Thomas Merton used the idea of le point vierge in a different though related context to his epiphany in the busy streets of Louisville when he details the process of dawn in the grounds of the Abbey of Gethsemani. It was June 1960; the feast of Pentecost and Merton was sometimes allowed to stay in an abandoned tool shed he names St Ann’s which preceded the hermitage he later moved to a few years later. Merton writes:
‘The first chirps of the waking birds – le point vierge of the dawn, a moment of awe and inexpressible innocence, when the Father in silence opens their eyes and they speak to Him, wondering if it is time to ‘be’? And He tells them. ‘Yes.’ Then they one by one wake and begin to sing. First the catbirds and cardinals and some others I do not recognise. Later, song sparrows, wrens, etc. Last of all doves, crows…
With my hair almost on end and the eyes of the soul wide open I am present, without knowing it at all, in this unspeakable Paradise…’
This is the first signs of the morning and the light piercing the darkness.
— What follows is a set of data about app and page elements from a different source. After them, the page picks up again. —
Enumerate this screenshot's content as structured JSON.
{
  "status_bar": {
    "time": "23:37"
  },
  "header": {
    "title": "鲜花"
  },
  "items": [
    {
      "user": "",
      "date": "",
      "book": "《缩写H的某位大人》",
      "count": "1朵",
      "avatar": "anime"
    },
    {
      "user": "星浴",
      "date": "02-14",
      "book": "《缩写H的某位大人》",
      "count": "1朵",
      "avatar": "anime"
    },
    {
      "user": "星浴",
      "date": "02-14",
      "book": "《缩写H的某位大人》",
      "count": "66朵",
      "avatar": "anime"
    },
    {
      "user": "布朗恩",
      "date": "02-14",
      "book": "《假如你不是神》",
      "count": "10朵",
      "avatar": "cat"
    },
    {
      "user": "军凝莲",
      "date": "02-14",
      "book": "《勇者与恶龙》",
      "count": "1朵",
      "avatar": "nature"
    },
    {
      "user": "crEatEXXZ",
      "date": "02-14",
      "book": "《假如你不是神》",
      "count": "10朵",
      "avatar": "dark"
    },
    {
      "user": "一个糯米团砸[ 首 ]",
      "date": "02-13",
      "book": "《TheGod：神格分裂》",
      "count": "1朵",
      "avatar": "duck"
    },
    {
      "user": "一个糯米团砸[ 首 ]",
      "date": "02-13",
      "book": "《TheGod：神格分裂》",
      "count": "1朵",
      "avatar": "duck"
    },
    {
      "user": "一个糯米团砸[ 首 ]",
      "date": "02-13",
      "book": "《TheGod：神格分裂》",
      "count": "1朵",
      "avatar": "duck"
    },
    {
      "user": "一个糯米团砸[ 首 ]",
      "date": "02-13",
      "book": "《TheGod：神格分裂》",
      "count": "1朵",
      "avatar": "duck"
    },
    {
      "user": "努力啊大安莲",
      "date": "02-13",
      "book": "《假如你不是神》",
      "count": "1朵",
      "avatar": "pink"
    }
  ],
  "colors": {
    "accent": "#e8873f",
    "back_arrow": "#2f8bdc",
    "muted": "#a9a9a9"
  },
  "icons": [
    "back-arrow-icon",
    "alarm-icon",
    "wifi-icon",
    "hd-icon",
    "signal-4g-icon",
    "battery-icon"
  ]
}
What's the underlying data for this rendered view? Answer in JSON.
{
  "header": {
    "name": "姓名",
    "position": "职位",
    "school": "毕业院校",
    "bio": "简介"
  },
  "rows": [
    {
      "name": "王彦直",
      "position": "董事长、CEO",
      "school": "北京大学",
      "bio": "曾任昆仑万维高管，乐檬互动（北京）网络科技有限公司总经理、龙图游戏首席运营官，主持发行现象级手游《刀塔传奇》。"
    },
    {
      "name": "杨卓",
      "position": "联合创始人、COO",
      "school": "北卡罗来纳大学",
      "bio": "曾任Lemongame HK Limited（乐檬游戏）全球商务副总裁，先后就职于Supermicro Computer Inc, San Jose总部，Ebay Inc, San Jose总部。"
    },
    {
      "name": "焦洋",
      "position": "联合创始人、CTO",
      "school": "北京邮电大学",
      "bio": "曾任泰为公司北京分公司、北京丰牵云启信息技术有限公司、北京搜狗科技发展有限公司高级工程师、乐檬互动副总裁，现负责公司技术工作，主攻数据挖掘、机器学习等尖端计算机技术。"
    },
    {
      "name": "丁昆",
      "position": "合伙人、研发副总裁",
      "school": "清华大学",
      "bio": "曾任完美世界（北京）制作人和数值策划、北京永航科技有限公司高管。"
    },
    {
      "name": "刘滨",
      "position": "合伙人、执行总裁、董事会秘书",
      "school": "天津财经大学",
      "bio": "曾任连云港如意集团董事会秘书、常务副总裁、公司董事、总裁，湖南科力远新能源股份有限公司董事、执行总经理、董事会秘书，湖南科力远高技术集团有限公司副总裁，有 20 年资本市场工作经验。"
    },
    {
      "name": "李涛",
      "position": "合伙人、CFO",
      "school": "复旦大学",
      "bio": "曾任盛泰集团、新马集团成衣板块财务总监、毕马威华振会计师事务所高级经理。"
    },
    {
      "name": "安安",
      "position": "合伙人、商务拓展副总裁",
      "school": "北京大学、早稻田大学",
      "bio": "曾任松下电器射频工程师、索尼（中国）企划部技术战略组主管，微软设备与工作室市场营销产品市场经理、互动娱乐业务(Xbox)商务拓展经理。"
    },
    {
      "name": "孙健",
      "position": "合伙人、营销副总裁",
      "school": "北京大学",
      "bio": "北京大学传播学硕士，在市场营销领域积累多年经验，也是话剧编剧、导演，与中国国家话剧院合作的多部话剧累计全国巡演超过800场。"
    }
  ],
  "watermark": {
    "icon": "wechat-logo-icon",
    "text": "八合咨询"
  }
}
Monica Weis writes about this as the true experience of contemplation. ‘The external, awesome awakening of morning echoes the equally awesome, internal awakening of his spirit.’ This is then about the mystery of transformation, the magic of each day’s creation.
‘Dawn, le point vierge, and its accompanying gift of mercy, signal not just another genesis moment at twenty-four hour intervals, but the continuous revelation of the Divine, in the unfolding of the universe…. The magnificence of sunrise, yet its dailyness – its inevitability, its cyclic rhythm – is stunning. The birds never tire of coming to be. They wake up and become birds – not a miracle of transforming themselves into another species, nor a mutation into some master flock – just ordinary birds waking to an ordinary day. Indeed the message in ordinariness is how truly extraordinary it is….It is ordinary moments like these when, if we, too are keenly aware, God reveals God’s Self.’
And, if we are absorbed in this appreciation we have transcended our normal self-preoccupations, we are then present, authentic and alive. For many of us, perhaps especially as we grow older, the power of nature seems to increasingly inform our spiritual lives.